== Material provided ==

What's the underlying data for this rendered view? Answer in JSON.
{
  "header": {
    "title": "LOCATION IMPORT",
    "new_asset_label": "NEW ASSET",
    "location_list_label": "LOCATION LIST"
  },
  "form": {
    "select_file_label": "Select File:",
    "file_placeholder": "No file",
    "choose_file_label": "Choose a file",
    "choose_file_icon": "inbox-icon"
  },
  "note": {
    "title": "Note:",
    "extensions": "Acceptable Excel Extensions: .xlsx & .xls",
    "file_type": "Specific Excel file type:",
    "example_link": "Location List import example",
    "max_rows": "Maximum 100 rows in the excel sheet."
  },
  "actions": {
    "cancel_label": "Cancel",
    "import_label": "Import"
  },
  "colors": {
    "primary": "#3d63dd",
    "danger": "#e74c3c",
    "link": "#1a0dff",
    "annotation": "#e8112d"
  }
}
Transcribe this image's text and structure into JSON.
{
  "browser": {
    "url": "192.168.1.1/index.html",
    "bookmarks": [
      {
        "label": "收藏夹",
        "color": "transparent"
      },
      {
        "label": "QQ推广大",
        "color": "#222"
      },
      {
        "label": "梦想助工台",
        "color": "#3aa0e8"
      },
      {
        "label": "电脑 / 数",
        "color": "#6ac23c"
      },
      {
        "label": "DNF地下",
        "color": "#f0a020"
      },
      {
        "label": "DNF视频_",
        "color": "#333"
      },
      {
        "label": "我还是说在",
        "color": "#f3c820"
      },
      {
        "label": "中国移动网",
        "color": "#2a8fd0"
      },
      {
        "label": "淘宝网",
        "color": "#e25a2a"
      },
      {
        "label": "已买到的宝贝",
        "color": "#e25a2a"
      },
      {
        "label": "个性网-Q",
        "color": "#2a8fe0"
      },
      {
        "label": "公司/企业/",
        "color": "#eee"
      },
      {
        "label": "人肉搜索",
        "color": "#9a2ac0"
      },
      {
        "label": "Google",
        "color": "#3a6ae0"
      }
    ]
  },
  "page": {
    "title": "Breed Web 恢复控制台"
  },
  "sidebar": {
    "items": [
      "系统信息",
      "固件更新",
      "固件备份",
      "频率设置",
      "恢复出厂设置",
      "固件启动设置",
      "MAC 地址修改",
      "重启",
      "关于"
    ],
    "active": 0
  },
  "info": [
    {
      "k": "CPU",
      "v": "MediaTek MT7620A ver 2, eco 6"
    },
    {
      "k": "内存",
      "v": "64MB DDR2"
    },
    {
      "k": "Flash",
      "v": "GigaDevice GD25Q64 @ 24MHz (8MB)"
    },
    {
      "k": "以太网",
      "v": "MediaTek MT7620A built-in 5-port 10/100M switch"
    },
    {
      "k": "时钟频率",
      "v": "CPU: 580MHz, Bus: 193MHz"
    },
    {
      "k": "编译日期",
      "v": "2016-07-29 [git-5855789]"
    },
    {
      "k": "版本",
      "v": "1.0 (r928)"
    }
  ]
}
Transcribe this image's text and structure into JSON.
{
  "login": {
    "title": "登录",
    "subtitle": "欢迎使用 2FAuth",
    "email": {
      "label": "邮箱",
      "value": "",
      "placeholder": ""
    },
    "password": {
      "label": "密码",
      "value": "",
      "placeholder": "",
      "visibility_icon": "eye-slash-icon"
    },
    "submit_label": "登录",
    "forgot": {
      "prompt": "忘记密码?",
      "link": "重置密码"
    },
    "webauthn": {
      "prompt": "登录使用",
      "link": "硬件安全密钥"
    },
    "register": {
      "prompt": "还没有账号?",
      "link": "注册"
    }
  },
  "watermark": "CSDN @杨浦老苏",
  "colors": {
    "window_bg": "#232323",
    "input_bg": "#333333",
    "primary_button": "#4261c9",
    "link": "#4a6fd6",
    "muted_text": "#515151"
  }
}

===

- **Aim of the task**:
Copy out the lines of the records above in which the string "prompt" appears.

- **Your response**:
      "prompt": "忘记密码?",
      "prompt": "登录使用",
      "prompt": "还没有账号?",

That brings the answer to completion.